In 1958, in
Austin, at his 'house
behind the house' on Castle Hill street, which housed his collection
of guns, knives, & other antiques, Mr. John A. Norris showed me
a Smithwick bowie. It was obviously a 'commercial' knife, not 1
of the 10. The unpolished blade was 10 1/2 inches long, point at
centerline. The clip--which had been sharpened at 1 time--was 3
inches long. The blade was 2 inches wide, 1/4 inch thick. The spine
of the blade was flat. There was a full tang, an iron guard, and
gripscales made of wood held on by copper or brass rivets. There
was neither fuller nor ricasso. The trademark, on the left side
of the blade, was Smithwick's post-1836 mark, a turkey-necked eagle,
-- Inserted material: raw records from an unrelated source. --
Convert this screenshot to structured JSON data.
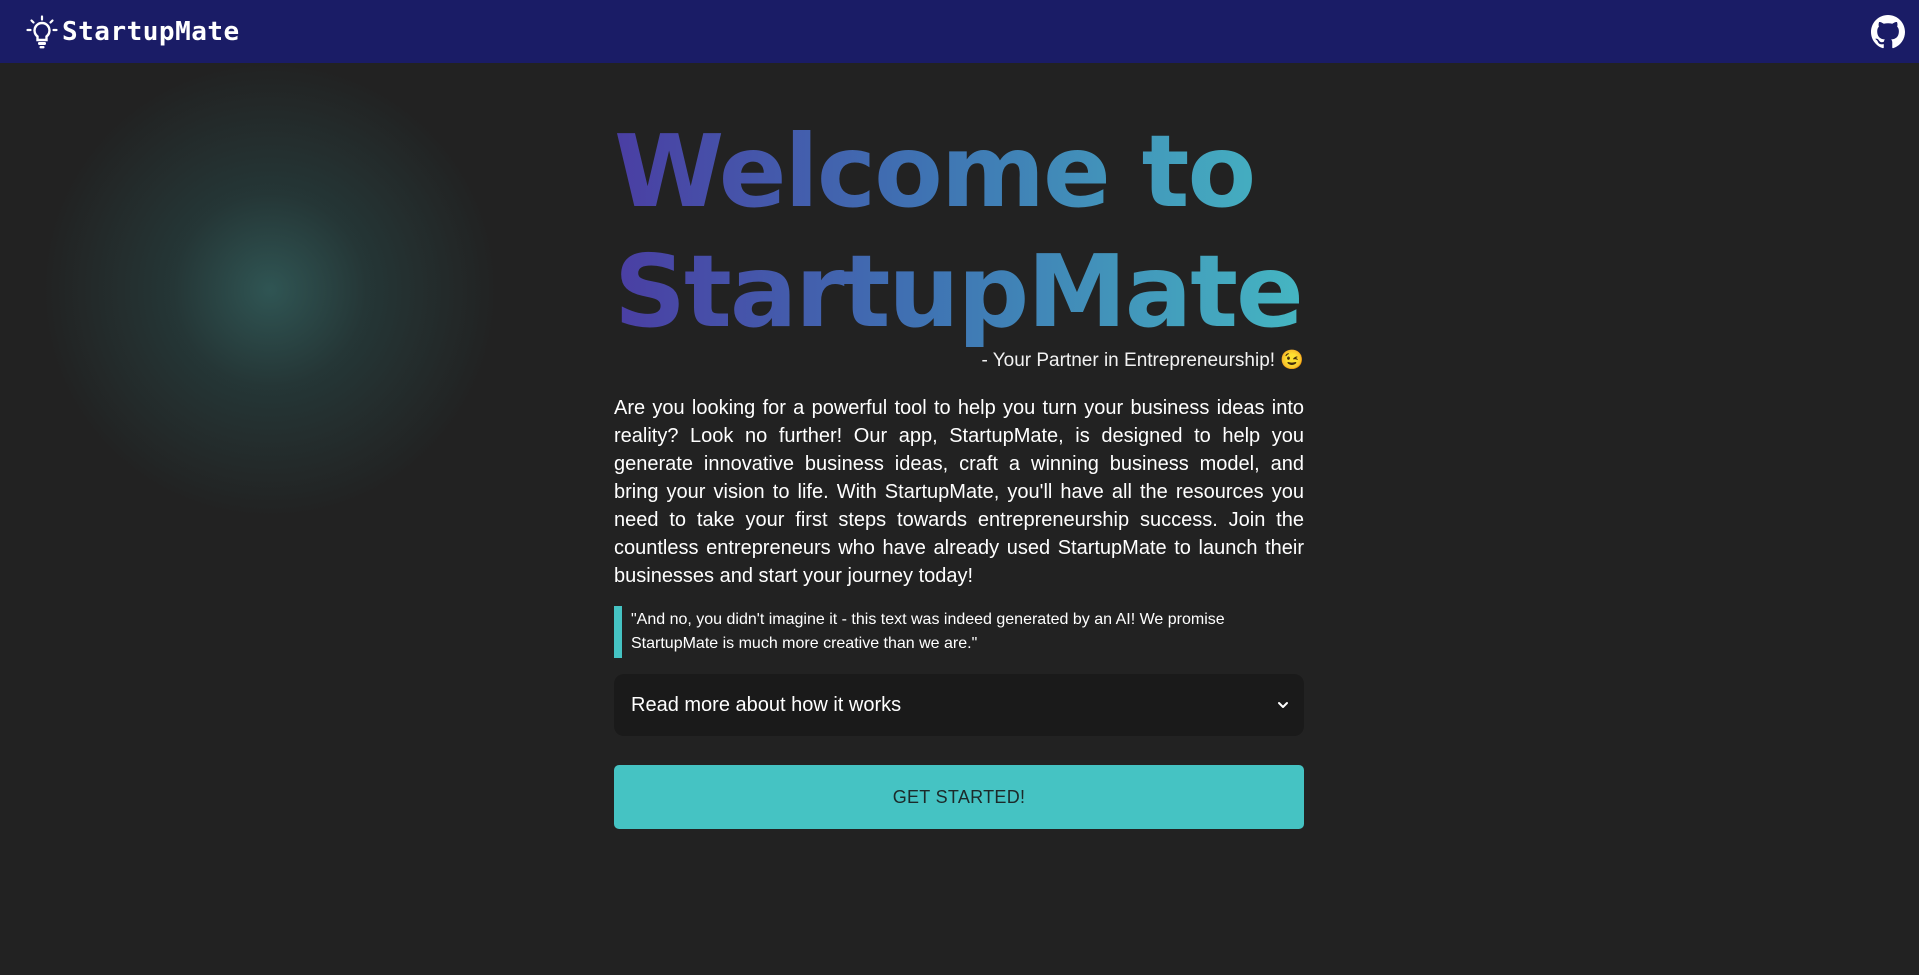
{
  "navbar": {
    "brand_name": "StartupMate",
    "logo_icon": "lightbulb-icon",
    "github_icon": "github-icon"
  },
  "hero": {
    "title_line1": "Welcome to",
    "title_line2": "StartupMate",
    "tagline": "- Your Partner in Entrepreneurship! 😉"
  },
  "description": "Are you looking for a powerful tool to help you turn your business ideas into reality? Look no further! Our app, StartupMate, is designed to help you generate innovative business ideas, craft a winning business model, and bring your vision to life. With StartupMate, you'll have all the resources you need to take your first steps towards entrepreneurship success. Join the countless entrepreneurs who have already used StartupMate to launch their businesses and start your journey today!",
  "quote": "\"And no, you didn't imagine it - this text was indeed generated by an AI! We promise StartupMate is much more creative than we are.\"",
  "accordion": {
    "label": "Read more about how it works",
    "icon": "chevron-down-icon"
  },
  "cta": {
    "label": "GET STARTED!"
  },
  "colors": {
    "navbar": "#1a1c66",
    "background": "#222222",
    "accent": "#45c3c3",
    "gradient_start": "#4a3ea3",
    "gradient_end": "#45b6c2"
  }
}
feet toward the hilt, with N. SMITHWICK in an arch over it.
Just a few years ago I was allowed to examine a 2nd Smithwick bowie,
obviously a presentation knife. It, too, came from the Norris collection
& was given to a close friend of Mr. Norris by the Norris heirs
as payment for helping to catalog & market the collection after
Mr. Norris' death.
The knife, while dimensionally identical to the knife I examined
in 1958, was much more finely finished. The spine of the blade was
rounded & the blade, at one time, had been polished almost to a
mirror finish. Acid etched on the left side was a turkey-necked
eagle with about a 4 inch wingspread. The grip scales were of ivory
or bone & had been decorated with some sort of carving at 1 time,
but were so worn the details of the carving could not be made out.
The mark, also on the left side of the blade, was SMITHWICK BRAZOS,
Smithwick's pre-1836 mark. The gentleman who owned this knife has
since died. His heirs were approached by numerous collectors, all
of whom pronounced the knife a fake--and then tried to buy it! I
personally directed the man's daughter to Jackson Arms in University
Park to get it appraised. I knew Jackson Arms would appraise it
properly. The heirs, so I'm told, have since sold the knife. I don't
know who bought it or where it is at present. - C.
F. Eckhardt, Seguin,
Texas, June 16, 2013